Slain ambassador remembered as a man of peace with a big heart

UC Berkeley today mourned the loss of U.S. Ambassador to Libya J. Christopher Stevens, an East Bay-bred alumnus who epitomized the best values of the university.

Stevens was killed Tuesday night, along with three others, in an attack on the American consulate in Benghazi.

A Peace Corps stint in the 1980s, after Stevens studied history at Berkeley, awoke in him a passion for the Middle East and started him on the path of a lifetime career in foreign service there. His latest posting in Tripoli was his third in Libya and the last of many in the region, according to the State Department.

Chris Stevens (center) on Lower Sproul Plaza

Chris Stevens (center) on Lower Sproul Plaza, at the end of his senior year at UC Berkeley, in a still photo included in a video on his life posted by the U.S. State Department, complete with subtitles in Arabic.

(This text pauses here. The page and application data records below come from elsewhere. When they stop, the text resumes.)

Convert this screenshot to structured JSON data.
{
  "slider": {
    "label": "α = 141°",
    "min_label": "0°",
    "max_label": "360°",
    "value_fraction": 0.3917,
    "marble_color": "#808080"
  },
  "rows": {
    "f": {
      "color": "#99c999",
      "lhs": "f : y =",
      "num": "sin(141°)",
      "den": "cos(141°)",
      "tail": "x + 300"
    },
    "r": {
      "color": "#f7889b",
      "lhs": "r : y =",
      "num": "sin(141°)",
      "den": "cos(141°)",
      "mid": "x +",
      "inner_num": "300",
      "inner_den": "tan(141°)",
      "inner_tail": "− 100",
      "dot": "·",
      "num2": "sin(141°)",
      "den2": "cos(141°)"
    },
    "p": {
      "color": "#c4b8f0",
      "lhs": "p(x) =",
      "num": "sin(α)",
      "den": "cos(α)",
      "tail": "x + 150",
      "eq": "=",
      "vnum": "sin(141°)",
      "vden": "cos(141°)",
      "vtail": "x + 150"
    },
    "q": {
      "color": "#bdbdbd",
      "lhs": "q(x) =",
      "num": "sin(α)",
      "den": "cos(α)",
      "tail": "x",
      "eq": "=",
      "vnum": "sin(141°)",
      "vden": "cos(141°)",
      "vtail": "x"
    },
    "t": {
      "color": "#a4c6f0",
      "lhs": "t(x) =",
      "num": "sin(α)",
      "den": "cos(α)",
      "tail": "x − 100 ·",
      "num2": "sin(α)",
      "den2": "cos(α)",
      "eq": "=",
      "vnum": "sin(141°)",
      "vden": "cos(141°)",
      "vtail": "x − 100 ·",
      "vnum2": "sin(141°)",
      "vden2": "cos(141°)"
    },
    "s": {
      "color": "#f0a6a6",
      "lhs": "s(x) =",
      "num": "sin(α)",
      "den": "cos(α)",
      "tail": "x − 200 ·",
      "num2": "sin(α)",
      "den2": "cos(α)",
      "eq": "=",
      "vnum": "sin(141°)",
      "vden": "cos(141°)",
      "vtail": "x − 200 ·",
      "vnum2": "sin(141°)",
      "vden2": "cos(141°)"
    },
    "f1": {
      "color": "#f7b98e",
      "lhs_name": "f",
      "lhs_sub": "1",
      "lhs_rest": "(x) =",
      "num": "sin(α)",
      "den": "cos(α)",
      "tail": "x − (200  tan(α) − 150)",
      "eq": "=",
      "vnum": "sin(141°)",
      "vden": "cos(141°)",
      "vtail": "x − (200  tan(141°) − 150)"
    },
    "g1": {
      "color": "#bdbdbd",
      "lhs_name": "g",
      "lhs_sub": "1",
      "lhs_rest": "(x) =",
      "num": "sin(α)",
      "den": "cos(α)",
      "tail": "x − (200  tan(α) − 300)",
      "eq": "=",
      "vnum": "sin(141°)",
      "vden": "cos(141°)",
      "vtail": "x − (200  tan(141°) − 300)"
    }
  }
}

“He played a key role in supporting the Libyan revolution and was a champion for the country’s democracy,” said UC Berkeley Chancellor Robert Birgeneau in a statement of mourning and condolence Wednesday. “His life epitomized the best of UC Berkeley’s graduates, a commitment to excellence at the highest level and a passion for making the world a better and more peaceful place.”

He added, “On behalf of our campus community, we extend our sincere condolences to his family, colleagues and friends.”

Stevens grew up in Piedmont, graduated from high school there and had deep family roots at UC Berkeley. His father, Jan S. Stevens, was a Berkeley graduate before him, earning a bachelor’s degree in political science in 1955 and a law degree in 1958. His mother, retired Marin Symphony cellist Mary Commanday, obtained her A.B. in English at Berkeley in 1958. And his stepfather is Robert Commanday, who earned an M.A. in music at Berkeley in 1952 and then served as a longtime classical-music critic for the San Francisco Chronicle and founder of San Francisco Classical Voice.

At Berkeley, Stevens majored in history, wrapping up his studies in 1982. His senior thesis delved into immigration to California in the 19th century, looking specifically at Cornish hard-rock miners who settled the Sierra Nevada foothills towns of Grass Valley and Nevada City during the Gold Rush in Northern California. He was a member of the Alpha Tau Omega fraternity.

“Growing up in California, I didn’t know much about the Arab world,” he said in a State Department video made earlier this year to introduce the newly appointed ambassador to the Libyan people. The video, posted on YouTube, shows a young Stevens posing for a snapshot on a hike in the mountains of Northern California, and in front of Cesar Chavez Center on Lower Sproul Plaza at Berkeley around the time of his graduation.

After finishing up at Berkeley, Stevens did what many UC Berkeley graduates do and signed up for the Peace Corps. An assignment teaching English in Morocco from 1983 to 1985 opened the world of the Middle East to him.

Back in the United States, Stevens returned to school and earned a law degree at the University of California’s Hastings College of the Law in San Francisco in 1989. Hastings Chancellor Frank H. Wu said Wednesday that Stevens “was performing the highest role that a lawyer is called upon to perform: public service… This is a tragedy. We mourn this loss.”

Stevens worked as an international trade lawyer in Washington, D.C., before signing in with the Foreign Service in 1991, according to his State Department biography. Later, he earned a master’s degree at the National War College.

His arrival in Tripoli as ambassador, in May, began his third stint in the country, and came amid Libya’s efforts to stabilize as a democracy after the downfall of dictator Moammar Khadafy. Stevens had previously served as special representative to the Libyan Transitional National Council from March 2011 to November 2011 during the Libyan revolution, and as the deputy chief of mission from 2007 to 2009. He had also served in Jerusalem, Damascus, Cairo and Riyadh.

In his video, he rejoiced in Libya’s transition away from dictatorship and, filmed climbing the steps of the Lincoln Memorial in Washington, he compared the Libyan people’s struggle to that of Americans during the Civil War.

At Berkeley Wednesday, those who knew Stevens or knew of his work expressed sorrow for the campus, his family and the country.

“The life of Ambassador Stevens represents everything we hope for in our students,” said history department chair Ethan Shagan, adding his condolences to those from the chancellor. “He majored in history to learn about the world, and then he used that knowledge to make the world a better place. We are proud of his career. His death is a tragedy, and we mourn his passing.”

One of Stevens’ frat brothers at Alpha Tau Omega 30 years ago, KPIX-TV anchor and fellow Cal graduate Frank Mellicoat, remembered him as “a rock-solid guy who always had a smile and liked to make people smile.”

“He was just a good guy,” said Mellicoat, who shared the Alpha Tau Omega house with Stevens for three years. “He had a soothing way, soft-spoken, but what he said carried a lot of weight — I think that’s probably what made him a good ambassador.”

(This article was updated on Sept. 19, 2012, to add details about Ambassador Stevens’ family.)